--- WORK ORDER ---
What lines in the records below include the word "icon"? Return each one.

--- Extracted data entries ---
________________________
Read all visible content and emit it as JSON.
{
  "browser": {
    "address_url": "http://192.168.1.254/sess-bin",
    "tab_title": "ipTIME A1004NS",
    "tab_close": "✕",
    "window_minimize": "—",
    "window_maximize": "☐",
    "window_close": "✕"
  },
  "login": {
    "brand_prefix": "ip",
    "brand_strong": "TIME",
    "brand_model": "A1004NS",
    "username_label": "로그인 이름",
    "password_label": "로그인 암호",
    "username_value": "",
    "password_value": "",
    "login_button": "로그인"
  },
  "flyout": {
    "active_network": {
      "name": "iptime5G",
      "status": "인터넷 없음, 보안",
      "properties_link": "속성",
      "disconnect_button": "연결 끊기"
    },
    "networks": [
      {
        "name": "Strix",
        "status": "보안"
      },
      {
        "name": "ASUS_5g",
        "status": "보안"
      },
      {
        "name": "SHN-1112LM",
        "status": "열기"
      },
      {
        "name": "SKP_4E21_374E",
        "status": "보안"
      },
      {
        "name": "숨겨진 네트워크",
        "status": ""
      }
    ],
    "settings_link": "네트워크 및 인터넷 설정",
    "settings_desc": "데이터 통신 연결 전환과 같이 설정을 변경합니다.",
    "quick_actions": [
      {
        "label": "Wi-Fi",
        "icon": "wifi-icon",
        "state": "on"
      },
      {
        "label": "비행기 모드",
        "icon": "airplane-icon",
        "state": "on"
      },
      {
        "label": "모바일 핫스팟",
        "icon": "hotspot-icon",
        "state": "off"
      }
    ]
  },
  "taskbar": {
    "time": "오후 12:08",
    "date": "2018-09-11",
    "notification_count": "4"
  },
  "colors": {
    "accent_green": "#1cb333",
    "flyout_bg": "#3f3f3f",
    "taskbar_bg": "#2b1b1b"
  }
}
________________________
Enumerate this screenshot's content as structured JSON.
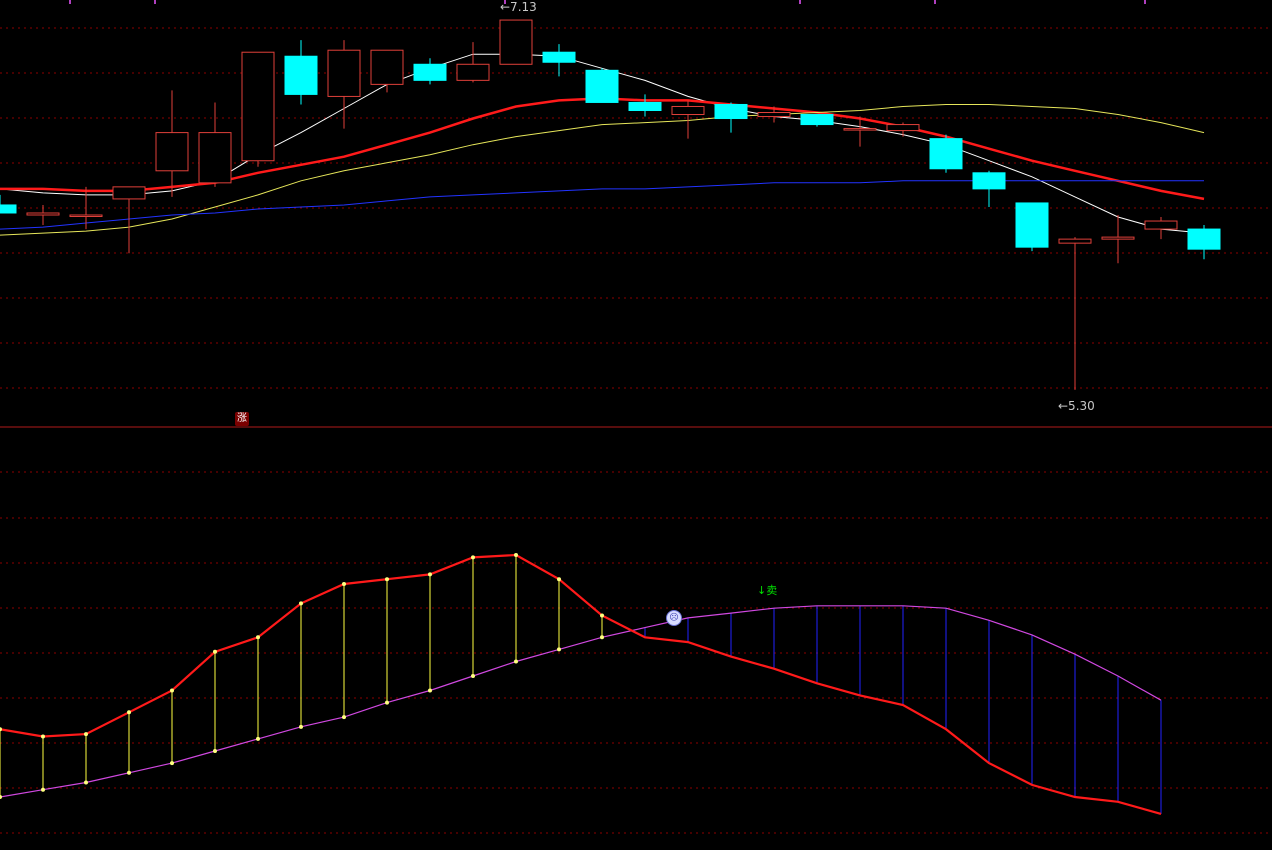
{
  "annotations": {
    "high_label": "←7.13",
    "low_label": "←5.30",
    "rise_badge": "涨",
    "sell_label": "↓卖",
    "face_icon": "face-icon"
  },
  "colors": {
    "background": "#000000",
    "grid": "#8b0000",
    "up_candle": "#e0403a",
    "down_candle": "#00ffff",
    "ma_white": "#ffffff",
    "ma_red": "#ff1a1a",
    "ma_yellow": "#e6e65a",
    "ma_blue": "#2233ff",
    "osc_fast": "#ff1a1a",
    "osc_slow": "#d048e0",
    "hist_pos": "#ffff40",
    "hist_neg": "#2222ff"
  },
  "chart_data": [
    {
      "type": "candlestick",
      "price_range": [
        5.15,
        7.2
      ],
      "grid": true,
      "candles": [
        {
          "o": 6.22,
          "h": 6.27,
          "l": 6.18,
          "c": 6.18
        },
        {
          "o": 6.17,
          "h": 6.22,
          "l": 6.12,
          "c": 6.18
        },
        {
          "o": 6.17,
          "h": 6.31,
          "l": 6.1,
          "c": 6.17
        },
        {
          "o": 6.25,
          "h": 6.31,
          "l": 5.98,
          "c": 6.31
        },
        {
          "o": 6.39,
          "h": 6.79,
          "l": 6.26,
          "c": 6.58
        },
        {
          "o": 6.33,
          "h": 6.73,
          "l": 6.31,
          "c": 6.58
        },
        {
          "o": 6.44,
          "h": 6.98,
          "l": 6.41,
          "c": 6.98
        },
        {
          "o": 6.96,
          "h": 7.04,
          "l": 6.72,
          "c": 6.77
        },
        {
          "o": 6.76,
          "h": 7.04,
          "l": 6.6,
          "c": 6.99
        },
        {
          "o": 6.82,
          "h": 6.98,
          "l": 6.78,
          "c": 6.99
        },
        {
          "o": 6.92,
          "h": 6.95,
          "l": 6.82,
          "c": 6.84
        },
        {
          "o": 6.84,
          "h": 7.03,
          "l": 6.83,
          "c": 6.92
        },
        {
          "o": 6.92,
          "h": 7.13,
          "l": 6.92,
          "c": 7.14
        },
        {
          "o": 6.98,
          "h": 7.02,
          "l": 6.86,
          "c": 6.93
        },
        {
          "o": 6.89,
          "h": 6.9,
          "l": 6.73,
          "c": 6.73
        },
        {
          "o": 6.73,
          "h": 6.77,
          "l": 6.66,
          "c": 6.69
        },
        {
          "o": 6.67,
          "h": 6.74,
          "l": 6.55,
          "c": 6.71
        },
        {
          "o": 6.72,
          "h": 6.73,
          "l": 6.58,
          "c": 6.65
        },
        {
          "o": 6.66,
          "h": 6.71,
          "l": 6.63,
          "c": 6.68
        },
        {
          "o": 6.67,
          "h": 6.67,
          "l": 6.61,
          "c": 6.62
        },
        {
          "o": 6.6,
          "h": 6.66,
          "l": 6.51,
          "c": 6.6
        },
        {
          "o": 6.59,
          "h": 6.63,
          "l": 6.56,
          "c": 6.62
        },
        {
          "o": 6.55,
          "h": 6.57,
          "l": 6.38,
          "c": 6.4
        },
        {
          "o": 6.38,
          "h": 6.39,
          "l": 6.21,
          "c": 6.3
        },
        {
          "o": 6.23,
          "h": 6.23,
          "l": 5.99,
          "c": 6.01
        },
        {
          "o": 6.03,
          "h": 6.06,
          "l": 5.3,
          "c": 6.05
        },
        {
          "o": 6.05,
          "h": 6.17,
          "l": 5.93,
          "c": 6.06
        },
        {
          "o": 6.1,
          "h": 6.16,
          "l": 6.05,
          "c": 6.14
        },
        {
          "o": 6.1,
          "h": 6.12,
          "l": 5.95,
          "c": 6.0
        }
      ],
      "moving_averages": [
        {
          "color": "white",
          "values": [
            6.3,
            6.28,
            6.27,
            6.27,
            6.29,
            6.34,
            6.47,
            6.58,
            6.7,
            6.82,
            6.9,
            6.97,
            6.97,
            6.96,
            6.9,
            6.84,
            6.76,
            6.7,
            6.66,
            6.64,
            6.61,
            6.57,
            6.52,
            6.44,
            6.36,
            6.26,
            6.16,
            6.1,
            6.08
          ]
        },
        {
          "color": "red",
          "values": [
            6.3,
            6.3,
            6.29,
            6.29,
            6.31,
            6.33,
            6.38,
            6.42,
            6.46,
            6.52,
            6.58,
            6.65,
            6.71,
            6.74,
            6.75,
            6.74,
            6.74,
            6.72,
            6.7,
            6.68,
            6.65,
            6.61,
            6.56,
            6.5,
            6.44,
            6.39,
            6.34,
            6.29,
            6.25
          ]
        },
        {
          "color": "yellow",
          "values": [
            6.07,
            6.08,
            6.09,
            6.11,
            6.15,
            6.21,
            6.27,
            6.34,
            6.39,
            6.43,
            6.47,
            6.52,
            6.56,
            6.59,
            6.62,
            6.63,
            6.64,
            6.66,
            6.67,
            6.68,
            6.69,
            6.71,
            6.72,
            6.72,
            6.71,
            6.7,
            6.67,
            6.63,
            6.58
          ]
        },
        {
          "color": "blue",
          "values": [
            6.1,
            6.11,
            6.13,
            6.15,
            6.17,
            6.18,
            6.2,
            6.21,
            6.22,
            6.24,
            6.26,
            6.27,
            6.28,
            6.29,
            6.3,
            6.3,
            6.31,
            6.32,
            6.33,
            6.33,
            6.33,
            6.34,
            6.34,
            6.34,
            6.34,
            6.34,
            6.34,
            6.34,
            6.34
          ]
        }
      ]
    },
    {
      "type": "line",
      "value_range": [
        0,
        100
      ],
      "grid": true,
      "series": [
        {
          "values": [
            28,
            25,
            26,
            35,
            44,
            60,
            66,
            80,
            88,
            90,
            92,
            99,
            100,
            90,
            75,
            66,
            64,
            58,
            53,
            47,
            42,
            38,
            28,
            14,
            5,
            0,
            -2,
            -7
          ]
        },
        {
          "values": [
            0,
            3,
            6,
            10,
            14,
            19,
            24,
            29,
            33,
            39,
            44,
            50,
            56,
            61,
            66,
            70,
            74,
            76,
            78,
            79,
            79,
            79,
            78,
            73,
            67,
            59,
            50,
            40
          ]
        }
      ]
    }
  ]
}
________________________
--- OUTPUT ---
        "icon": "wifi-icon",
        "icon": "airplane-icon",
        "icon": "hotspot-icon",
    "face_icon": "face-icon"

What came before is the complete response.